Mindfulness-based meditation could lessen some symptoms associated with cancer in teens, scientists say.
Mindfulness-based meditation focuses on the present moment and the connection between the mind and body.
In a new study, researchers at the University of Montreal and its affiliated CHU Sainte-Justine children's hospital asked 13 adolescents with cancer to complete questionnaires covering mood (positive and negative emotions, anxiety and depression), sleep and quality of life.
The group was divided in two: a first group of eight adolescents were offered eight mindfulness-based meditation sessions and the remaining five adolescents in the control group were put on a wait-list.

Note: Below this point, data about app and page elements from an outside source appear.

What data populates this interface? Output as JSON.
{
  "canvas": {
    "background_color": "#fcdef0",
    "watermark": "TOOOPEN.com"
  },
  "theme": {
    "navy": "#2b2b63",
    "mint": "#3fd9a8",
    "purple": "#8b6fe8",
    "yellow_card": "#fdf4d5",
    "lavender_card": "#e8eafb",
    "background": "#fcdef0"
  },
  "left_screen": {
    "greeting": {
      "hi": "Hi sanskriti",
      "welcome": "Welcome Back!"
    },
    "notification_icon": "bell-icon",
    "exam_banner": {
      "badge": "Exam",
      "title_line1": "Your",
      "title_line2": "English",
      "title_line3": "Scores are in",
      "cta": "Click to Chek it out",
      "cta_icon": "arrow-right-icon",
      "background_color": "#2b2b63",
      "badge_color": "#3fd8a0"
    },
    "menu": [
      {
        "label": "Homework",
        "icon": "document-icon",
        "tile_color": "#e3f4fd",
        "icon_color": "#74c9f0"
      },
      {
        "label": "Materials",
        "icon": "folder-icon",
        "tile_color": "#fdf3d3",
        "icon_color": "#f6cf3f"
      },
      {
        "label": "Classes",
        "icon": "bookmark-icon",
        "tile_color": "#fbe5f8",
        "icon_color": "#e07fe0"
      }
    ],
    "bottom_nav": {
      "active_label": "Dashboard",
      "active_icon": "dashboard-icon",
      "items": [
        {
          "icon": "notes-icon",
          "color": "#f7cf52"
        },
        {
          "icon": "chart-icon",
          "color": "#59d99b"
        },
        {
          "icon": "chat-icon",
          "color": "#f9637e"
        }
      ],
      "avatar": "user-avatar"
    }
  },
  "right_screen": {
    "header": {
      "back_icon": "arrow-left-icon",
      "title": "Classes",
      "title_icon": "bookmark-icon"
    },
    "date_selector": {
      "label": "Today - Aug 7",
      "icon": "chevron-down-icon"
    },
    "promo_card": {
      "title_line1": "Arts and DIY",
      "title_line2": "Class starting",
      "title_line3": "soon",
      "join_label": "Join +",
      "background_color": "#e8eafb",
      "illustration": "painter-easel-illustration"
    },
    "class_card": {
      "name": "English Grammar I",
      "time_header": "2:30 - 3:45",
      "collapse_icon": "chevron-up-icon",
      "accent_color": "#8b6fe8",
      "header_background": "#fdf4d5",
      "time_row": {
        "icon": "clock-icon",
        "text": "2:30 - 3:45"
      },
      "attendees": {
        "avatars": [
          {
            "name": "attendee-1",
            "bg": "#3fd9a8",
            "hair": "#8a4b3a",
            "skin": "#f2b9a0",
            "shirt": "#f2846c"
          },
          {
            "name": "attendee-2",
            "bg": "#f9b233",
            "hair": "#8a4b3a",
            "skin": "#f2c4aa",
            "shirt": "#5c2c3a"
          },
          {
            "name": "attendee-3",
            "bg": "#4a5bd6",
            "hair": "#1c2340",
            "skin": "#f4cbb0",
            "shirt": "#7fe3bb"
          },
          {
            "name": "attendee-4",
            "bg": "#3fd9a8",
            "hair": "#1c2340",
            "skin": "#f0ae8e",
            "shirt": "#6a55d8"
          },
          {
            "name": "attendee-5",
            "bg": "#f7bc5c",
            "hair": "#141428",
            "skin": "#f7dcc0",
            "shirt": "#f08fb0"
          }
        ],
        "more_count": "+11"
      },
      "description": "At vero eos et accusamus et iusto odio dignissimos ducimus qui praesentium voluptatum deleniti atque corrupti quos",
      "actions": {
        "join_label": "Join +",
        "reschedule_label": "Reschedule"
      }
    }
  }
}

The eight sessions were 90 minutes long and took place weekly. After the last meditation session, patients from both groups filled out the same questionnaires a second time.
"We analysed differences in mood, sleep and quality of life scores for each participant and then between each group to evaluate if mindfulness sessions had a greater impact than the simple passage of time," said Catherine Malboeuf-Hurtubise of the University of Montreal's Department of Psychology.
"We found that teenagers that participated in the mindfulness group had lower scores in depression after our 8 sessions.
"Girls from the mindfulness group reported sleeping better. We also noticed that they developed mindfulness skills to a greater extent than boys during the sessions," Malboeuf-Hurtubise said.
"Our results suggest that mindfulness sessions could be helpful in improving mood and sleep in teenagers with cancer, as previous oncology research suggests with adults," she said.
Differences between both groups were not large enough for the researchers to impute observed benefits solely to the mindfulness component of the sessions.
"The social support provided to the adolescents in the mindfulness group could possibly explain observed benefits on mood and sleep," Malboeuf-Hurtubise said.
"Nonetheless, mindfulness-based interventions for teenagers with cancer appear as a promising option to lighten psychological inconveniences of living with cancer," she said.